March 10, 2015 § Leave a comment
An integrated electromobility project: BiE (Bewertung integrierter Elektromobilität) is to look at the relationship between mobility services (including public transport and car-sharing) and EVs, and the everyday life of users. The federally-funded programme is looking at co-operation between services, the optimised planning of large EV-share fleets and the design of an evaluation system, booking system and charging support. Particular mobility needs, such as trips to supermarkets, will be considered for preparing of the vehicle’s charging accordingly; information as to EV-suitable journeys will be displayed to users via smartphone app. More details here; and from the Karlsruhe Institute of Technology, a partner in the project, here.
- The UK’s oil imports could be cut by 40% and its carbon emissions cut by 47% by 2030 with a large-scale deployment of EVs, reports a study from Cambridge Econometrics, commissioned by the European Climate Foundation. Drivers’ fuel bills could be cut by £13bn, or £1000 year – and more importantly, by 2050, transport emissions of NOx and particulates could be near-eliminated (saving over £1bn in associated health costs). This does, however, assume a population of over 6million EVs by 2030, growing to 23million by 2050 – along with a parallel growth in renewable-source electricity. Fuelling Britain’s Future further identifies benefits to the economy in terms of job-creation, as well as lower vehicle replacement costs, aiding fleets, economic growth and the manufacturing sector, pointing to Nissan’s factories and R&D work in Sunderland as an example.

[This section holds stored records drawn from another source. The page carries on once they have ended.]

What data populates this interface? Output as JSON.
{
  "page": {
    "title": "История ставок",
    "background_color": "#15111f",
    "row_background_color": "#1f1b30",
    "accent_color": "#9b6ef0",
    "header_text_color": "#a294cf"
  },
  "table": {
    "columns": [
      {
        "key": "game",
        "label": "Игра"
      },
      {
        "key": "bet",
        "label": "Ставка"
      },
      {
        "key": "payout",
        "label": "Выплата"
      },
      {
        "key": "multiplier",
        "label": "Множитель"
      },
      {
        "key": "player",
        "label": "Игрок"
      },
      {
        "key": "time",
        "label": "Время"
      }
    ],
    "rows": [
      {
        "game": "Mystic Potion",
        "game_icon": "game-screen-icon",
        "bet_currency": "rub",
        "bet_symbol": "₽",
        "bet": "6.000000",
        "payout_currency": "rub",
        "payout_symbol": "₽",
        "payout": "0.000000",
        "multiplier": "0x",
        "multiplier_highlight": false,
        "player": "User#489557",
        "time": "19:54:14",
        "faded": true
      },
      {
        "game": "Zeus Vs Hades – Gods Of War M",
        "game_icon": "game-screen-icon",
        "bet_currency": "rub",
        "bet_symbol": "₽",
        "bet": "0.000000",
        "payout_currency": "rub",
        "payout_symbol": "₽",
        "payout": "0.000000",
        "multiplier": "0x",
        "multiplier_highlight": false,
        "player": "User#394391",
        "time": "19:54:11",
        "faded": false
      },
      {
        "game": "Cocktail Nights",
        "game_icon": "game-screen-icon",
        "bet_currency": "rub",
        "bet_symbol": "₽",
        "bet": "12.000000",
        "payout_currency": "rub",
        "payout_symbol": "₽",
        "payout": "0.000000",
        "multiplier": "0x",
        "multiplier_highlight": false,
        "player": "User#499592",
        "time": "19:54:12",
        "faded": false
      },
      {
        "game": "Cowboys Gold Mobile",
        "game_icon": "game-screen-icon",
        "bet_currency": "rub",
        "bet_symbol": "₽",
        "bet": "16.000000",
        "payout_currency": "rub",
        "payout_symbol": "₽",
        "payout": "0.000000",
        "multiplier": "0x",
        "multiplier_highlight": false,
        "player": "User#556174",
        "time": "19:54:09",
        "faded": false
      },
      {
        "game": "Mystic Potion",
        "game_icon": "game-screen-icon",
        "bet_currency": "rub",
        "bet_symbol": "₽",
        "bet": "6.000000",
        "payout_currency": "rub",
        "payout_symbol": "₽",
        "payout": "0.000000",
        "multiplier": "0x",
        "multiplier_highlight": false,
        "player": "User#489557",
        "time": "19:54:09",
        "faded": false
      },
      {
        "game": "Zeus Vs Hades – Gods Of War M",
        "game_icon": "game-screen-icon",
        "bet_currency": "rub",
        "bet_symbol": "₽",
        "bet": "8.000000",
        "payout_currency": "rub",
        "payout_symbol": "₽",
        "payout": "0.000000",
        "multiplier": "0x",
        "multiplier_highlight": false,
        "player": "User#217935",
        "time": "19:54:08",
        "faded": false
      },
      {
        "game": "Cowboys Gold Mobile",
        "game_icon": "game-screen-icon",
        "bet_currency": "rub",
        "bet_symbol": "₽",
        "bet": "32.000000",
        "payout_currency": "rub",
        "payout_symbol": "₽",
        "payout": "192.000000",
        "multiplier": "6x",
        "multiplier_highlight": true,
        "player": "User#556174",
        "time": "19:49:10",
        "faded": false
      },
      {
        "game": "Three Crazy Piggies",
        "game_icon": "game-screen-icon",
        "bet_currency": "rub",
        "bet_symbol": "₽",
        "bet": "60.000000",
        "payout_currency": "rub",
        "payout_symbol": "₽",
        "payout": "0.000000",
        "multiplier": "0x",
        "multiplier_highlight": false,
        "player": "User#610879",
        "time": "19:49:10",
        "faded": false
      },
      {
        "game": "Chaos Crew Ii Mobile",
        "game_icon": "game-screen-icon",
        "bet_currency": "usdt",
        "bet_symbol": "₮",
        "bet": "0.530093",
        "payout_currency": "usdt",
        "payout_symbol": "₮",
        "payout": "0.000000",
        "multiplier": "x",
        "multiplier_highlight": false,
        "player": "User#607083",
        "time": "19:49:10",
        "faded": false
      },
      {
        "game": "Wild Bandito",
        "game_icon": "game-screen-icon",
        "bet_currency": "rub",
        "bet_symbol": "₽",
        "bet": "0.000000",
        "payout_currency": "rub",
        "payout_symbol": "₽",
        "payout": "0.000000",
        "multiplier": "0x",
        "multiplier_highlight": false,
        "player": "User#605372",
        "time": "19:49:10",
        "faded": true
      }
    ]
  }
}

- One shared autonomous car could replace 14 private, DIY-drive vehicles, according to research from KTN Royal Institute of Technology, Sweden, thus contributing to a reduction in congestion and an 80% fall in demand for parking spaces, thus freeing up land-space. The research was modelled on the Stockholm daily commute, and concluded that pooling taxi passengers and using self-driving tech, morning and evening rush-hour traffic jams could almost be eliminated. More here.
- SsangYong showed a range-extended electric version of its Tivoli compact SUV at Geneva (though they didn’t announce any details about it at the time…). Turns out the Tivoli EVR concept features a single-cylinder petrol engine which recharges the battery, plus 127bhp e-motor, giving 93mph, 40g/km and an all-in range of 310 miles (up to 80 miles in all-electric mode), reports Autocar. The mag’s also reporting some news on the all-electric Audi Q8 sports SUV, to have a range of around 185 miles and arrive 2017.
- A harbinger of pay-per-mile road tolling, reports Car and Driver: 5000 volunteers in Oregon are to take part in a trial with vehicle tracking and charging on a 1.5 cents per basis (they’ll have the difference between this and the current at-the-pumps gas tax refunded).
- The US DoE is funding a series of EV and alt-fuel demo/education/training programmes to raise consumer awareness, prepare emergency services, crash responders, repairers and recyclers, and provide info to fleets; no time to detail these here now, but Green Car Congress has the lowdown.
- Nice article on OEMs and car-sharing/mobility services at Automotive News: why they’re keen to get involved, the emerging new business models and possibilities for more ongoing revenue per vehicle than by simply selling it…
- The SecMobil project at Ruhr-Universitat Bochum has developed a single chip for EV-charging stations securely combining measurement of current, charging time and any interruptions, and data for (cost) charging purposes; more here.